Web page and app entries ::
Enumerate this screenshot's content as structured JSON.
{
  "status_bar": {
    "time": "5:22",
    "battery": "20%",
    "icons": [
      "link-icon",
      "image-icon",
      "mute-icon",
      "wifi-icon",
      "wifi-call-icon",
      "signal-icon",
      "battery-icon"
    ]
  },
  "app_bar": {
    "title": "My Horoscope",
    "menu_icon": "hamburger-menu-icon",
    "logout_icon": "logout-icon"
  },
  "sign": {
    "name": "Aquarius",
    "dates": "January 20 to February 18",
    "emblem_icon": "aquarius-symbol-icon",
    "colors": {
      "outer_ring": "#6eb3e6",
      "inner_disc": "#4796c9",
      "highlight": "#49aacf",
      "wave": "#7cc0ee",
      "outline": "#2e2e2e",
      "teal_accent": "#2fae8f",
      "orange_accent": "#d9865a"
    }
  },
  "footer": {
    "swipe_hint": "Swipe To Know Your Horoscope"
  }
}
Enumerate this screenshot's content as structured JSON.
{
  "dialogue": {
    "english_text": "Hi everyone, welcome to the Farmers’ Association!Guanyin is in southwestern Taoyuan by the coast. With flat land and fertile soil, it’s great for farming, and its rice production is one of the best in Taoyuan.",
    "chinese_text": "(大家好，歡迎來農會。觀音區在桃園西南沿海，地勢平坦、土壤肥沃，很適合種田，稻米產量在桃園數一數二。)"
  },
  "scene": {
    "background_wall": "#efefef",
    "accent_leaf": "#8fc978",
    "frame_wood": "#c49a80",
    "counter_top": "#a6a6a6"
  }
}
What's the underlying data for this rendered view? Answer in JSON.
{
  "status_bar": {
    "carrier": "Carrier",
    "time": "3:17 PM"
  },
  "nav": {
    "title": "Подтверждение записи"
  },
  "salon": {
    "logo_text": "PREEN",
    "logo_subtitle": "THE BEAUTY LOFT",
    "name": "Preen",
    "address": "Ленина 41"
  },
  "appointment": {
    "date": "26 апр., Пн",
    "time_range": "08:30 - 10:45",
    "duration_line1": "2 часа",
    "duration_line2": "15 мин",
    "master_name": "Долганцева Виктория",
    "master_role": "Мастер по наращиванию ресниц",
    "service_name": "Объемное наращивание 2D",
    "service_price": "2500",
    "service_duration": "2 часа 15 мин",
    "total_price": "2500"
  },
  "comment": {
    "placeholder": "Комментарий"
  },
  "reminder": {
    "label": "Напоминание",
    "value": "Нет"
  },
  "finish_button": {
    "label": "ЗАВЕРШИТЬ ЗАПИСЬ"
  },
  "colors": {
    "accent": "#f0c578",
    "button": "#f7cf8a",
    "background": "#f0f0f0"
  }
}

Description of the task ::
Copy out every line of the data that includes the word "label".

Response to this task ::
    "label": "Напоминание",
    "label": "ЗАВЕРШИТЬ ЗАПИСЬ"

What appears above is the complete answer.